[[ RECORDED INFORMATION open ]]

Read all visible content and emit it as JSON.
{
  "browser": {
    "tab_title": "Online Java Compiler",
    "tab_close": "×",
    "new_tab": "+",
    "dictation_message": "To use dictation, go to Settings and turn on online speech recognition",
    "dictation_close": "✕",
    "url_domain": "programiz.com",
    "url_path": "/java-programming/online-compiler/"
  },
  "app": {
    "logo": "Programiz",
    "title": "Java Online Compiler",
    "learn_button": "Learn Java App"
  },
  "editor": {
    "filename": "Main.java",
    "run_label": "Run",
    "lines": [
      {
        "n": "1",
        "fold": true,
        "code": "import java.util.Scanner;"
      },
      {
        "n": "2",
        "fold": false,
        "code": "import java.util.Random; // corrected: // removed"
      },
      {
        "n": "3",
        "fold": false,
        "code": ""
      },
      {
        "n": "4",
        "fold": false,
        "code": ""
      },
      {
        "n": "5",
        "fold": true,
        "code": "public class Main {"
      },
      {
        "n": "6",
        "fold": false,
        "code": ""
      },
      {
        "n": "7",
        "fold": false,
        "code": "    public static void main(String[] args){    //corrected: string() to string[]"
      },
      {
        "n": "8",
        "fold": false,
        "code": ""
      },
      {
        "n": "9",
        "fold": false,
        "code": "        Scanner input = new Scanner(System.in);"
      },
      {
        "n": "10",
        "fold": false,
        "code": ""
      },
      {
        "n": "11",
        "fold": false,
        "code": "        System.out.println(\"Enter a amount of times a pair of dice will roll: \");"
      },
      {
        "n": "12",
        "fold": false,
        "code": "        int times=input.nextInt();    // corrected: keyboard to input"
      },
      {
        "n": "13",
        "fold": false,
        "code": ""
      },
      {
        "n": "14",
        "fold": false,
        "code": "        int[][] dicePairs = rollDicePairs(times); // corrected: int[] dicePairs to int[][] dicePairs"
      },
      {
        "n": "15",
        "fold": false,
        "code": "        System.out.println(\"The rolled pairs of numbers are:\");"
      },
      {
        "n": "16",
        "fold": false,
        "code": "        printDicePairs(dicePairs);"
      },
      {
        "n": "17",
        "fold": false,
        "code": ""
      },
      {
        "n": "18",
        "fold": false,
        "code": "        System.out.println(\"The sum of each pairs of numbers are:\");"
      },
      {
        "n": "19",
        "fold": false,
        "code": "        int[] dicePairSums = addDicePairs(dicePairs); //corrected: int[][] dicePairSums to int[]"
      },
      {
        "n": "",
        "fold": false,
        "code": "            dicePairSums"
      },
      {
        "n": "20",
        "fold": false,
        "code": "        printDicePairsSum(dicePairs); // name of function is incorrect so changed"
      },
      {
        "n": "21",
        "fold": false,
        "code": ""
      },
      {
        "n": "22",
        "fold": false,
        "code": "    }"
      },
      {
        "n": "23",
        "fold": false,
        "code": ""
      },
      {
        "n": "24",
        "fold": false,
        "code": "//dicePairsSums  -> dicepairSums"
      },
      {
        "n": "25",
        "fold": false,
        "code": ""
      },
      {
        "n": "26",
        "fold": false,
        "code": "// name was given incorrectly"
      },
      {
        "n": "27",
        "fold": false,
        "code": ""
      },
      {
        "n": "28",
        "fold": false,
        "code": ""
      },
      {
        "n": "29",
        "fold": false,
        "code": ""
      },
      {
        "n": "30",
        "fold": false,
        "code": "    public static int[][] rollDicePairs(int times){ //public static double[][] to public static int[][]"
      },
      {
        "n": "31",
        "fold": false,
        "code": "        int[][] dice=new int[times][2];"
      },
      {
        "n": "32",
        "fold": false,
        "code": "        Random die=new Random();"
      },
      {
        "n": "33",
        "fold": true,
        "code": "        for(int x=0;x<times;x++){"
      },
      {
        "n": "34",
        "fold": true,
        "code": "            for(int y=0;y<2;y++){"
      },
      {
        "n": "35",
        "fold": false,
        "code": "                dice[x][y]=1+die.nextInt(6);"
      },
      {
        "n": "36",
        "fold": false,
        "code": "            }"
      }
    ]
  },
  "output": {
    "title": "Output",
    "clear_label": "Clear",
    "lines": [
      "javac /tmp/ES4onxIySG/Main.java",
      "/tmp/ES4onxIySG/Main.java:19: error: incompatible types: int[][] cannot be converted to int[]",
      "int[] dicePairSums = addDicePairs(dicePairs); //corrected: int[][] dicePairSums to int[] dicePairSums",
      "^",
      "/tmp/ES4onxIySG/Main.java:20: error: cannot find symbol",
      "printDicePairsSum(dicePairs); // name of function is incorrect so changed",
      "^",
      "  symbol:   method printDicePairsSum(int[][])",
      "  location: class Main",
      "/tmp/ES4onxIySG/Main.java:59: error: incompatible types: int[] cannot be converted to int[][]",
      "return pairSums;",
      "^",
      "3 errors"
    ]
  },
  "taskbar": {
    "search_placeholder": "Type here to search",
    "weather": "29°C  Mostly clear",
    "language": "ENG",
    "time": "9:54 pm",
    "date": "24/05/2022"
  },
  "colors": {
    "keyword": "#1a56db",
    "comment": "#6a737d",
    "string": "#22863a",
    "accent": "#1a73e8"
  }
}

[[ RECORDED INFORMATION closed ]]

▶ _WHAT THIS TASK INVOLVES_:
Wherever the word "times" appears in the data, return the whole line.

▶ _SOLUTION FOR THIS PROBLEM_:
        "code": "        System.out.println(\"Enter a amount of times a pair of dice will roll: \");"
        "code": "        int times=input.nextInt();    // corrected: keyboard to input"
        "code": "        int[][] dicePairs = rollDicePairs(times); // corrected: int[] dicePairs to int[][] dicePairs"
        "code": "    public static int[][] rollDicePairs(int times){ //public static double[][] to public static int[][]"
        "code": "        int[][] dice=new int[times][2];"
        "code": "        for(int x=0;x<times;x++){"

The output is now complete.